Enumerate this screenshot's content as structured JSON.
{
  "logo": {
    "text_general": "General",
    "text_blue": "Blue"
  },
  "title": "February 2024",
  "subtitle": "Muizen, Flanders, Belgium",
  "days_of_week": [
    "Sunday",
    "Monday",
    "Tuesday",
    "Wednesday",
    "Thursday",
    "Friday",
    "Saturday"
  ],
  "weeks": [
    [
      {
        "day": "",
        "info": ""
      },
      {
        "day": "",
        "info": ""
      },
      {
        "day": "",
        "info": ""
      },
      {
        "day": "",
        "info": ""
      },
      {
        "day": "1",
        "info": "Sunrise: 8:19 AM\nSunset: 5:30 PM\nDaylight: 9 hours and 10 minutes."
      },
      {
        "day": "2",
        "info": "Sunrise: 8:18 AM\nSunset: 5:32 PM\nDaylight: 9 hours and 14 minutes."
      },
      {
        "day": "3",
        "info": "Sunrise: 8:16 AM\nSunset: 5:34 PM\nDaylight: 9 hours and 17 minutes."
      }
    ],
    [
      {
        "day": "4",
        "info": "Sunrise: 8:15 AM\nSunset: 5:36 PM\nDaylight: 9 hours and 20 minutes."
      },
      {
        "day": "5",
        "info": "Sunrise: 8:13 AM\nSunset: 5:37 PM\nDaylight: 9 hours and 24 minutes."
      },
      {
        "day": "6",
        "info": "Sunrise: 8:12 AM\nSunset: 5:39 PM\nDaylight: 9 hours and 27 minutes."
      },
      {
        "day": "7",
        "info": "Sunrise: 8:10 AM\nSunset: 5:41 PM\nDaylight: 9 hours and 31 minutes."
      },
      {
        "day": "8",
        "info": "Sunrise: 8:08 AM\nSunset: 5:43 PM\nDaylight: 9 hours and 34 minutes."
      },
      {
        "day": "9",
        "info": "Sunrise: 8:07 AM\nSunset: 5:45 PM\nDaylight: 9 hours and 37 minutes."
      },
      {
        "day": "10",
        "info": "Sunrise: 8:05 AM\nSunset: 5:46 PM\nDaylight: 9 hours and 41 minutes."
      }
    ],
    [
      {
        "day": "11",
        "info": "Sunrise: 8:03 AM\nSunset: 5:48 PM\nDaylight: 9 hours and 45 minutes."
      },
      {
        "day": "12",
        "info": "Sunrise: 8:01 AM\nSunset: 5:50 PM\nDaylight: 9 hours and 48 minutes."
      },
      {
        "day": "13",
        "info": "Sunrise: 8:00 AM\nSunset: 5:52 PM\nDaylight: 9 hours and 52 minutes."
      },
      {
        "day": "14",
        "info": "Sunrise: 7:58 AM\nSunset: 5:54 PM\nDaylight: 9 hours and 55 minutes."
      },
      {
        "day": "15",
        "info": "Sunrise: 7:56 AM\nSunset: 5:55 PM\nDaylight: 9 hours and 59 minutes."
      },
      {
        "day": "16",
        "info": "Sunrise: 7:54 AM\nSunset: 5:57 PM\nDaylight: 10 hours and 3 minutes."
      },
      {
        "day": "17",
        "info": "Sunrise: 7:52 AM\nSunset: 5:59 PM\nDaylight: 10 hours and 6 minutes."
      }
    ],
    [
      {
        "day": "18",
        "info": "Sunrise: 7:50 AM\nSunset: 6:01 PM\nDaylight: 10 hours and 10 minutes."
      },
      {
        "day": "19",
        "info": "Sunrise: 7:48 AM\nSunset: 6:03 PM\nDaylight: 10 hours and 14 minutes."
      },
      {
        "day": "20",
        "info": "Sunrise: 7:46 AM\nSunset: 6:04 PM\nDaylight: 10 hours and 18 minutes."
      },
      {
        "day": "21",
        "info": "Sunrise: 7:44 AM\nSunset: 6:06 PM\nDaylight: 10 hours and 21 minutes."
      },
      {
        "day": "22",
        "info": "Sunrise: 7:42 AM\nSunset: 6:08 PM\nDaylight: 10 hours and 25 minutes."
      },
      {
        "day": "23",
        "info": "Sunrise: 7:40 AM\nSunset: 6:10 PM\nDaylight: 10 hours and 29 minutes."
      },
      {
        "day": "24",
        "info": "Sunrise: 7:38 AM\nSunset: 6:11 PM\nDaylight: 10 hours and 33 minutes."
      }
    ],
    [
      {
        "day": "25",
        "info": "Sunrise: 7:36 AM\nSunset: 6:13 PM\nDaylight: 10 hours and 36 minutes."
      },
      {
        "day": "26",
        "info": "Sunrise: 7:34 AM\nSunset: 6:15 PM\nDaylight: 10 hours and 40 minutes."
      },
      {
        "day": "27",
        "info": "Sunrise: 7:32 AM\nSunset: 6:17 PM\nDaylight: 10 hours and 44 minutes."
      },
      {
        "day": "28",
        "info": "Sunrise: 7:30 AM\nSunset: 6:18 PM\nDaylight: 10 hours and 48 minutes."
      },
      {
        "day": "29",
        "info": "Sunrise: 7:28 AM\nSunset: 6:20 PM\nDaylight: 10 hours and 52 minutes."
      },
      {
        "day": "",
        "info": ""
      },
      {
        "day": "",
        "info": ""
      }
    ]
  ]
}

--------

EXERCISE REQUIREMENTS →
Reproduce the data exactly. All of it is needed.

EXERCISE RESULT →
Enumerate this screenshot's content as structured JSON.
{
  "logo": {
    "text_general": "General",
    "text_blue": "Blue"
  },
  "title": "February 2024",
  "subtitle": "Muizen, Flanders, Belgium",
  "days_of_week": [
    "Sunday",
    "Monday",
    "Tuesday",
    "Wednesday",
    "Thursday",
    "Friday",
    "Saturday"
  ],
  "weeks": [
    [
      {
        "day": "",
        "info": ""
      },
      {
        "day": "",
        "info": ""
      },
      {
        "day": "",
        "info": ""
      },
      {
        "day": "",
        "info": ""
      },
      {
        "day": "1",
        "info": "Sunrise: 8:19 AM\nSunset: 5:30 PM\nDaylight: 9 hours and 10 minutes."
      },
      {
        "day": "2",
        "info": "Sunrise: 8:18 AM\nSunset: 5:32 PM\nDaylight: 9 hours and 14 minutes."
      },
      {
        "day": "3",
        "info": "Sunrise: 8:16 AM\nSunset: 5:34 PM\nDaylight: 9 hours and 17 minutes."
      }
    ],
    [
      {
        "day": "4",
        "info": "Sunrise: 8:15 AM\nSunset: 5:36 PM\nDaylight: 9 hours and 20 minutes."
      },
      {
        "day": "5",
        "info": "Sunrise: 8:13 AM\nSunset: 5:37 PM\nDaylight: 9 hours and 24 minutes."
      },
      {
        "day": "6",
        "info": "Sunrise: 8:12 AM\nSunset: 5:39 PM\nDaylight: 9 hours and 27 minutes."
      },
      {
        "day": "7",
        "info": "Sunrise: 8:10 AM\nSunset: 5:41 PM\nDaylight: 9 hours and 31 minutes."
      },
      {
        "day": "8",
        "info": "Sunrise: 8:08 AM\nSunset: 5:43 PM\nDaylight: 9 hours and 34 minutes."
      },
      {
        "day": "9",
        "info": "Sunrise: 8:07 AM\nSunset: 5:45 PM\nDaylight: 9 hours and 37 minutes."
      },
      {
        "day": "10",
        "info": "Sunrise: 8:05 AM\nSunset: 5:46 PM\nDaylight: 9 hours and 41 minutes."
      }
    ],
    [
      {
        "day": "11",
        "info": "Sunrise: 8:03 AM\nSunset: 5:48 PM\nDaylight: 9 hours and 45 minutes."
      },
      {
        "day": "12",
        "info": "Sunrise: 8:01 AM\nSunset: 5:50 PM\nDaylight: 9 hours and 48 minutes."
      },
      {
        "day": "13",
        "info": "Sunrise: 8:00 AM\nSunset: 5:52 PM\nDaylight: 9 hours and 52 minutes."
      },
      {
        "day": "14",
        "info": "Sunrise: 7:58 AM\nSunset: 5:54 PM\nDaylight: 9 hours and 55 minutes."
      },
      {
        "day": "15",
        "info": "Sunrise: 7:56 AM\nSunset: 5:55 PM\nDaylight: 9 hours and 59 minutes."
      },
      {
        "day": "16",
        "info": "Sunrise: 7:54 AM\nSunset: 5:57 PM\nDaylight: 10 hours and 3 minutes."
      },
      {
        "day": "17",
        "info": "Sunrise: 7:52 AM\nSunset: 5:59 PM\nDaylight: 10 hours and 6 minutes."
      }
    ],
    [
      {
        "day": "18",
        "info": "Sunrise: 7:50 AM\nSunset: 6:01 PM\nDaylight: 10 hours and 10 minutes."
      },
      {
        "day": "19",
        "info": "Sunrise: 7:48 AM\nSunset: 6:03 PM\nDaylight: 10 hours and 14 minutes."
      },
      {
        "day": "20",
        "info": "Sunrise: 7:46 AM\nSunset: 6:04 PM\nDaylight: 10 hours and 18 minutes."
      },
      {
        "day": "21",
        "info": "Sunrise: 7:44 AM\nSunset: 6:06 PM\nDaylight: 10 hours and 21 minutes."
      },
      {
        "day": "22",
        "info": "Sunrise: 7:42 AM\nSunset: 6:08 PM\nDaylight: 10 hours and 25 minutes."
      },
      {
        "day": "23",
        "info": "Sunrise: 7:40 AM\nSunset: 6:10 PM\nDaylight: 10 hours and 29 minutes."
      },
      {
        "day": "24",
        "info": "Sunrise: 7:38 AM\nSunset: 6:11 PM\nDaylight: 10 hours and 33 minutes."
      }
    ],
    [
      {
        "day": "25",
        "info": "Sunrise: 7:36 AM\nSunset: 6:13 PM\nDaylight: 10 hours and 36 minutes."
      },
      {
        "day": "26",
        "info": "Sunrise: 7:34 AM\nSunset: 6:15 PM\nDaylight: 10 hours and 40 minutes."
      },
      {
        "day": "27",
        "info": "Sunrise: 7:32 AM\nSunset: 6:17 PM\nDaylight: 10 hours and 44 minutes."
      },
      {
        "day": "28",
        "info": "Sunrise: 7:30 AM\nSunset: 6:18 PM\nDaylight: 10 hours and 48 minutes."
      },
      {
        "day": "29",
        "info": "Sunrise: 7:28 AM\nSunset: 6:20 PM\nDaylight: 10 hours and 52 minutes."
      },
      {
        "day": "",
        "info": ""
      },
      {
        "day": "",
        "info": ""
      }
    ]
  ]
}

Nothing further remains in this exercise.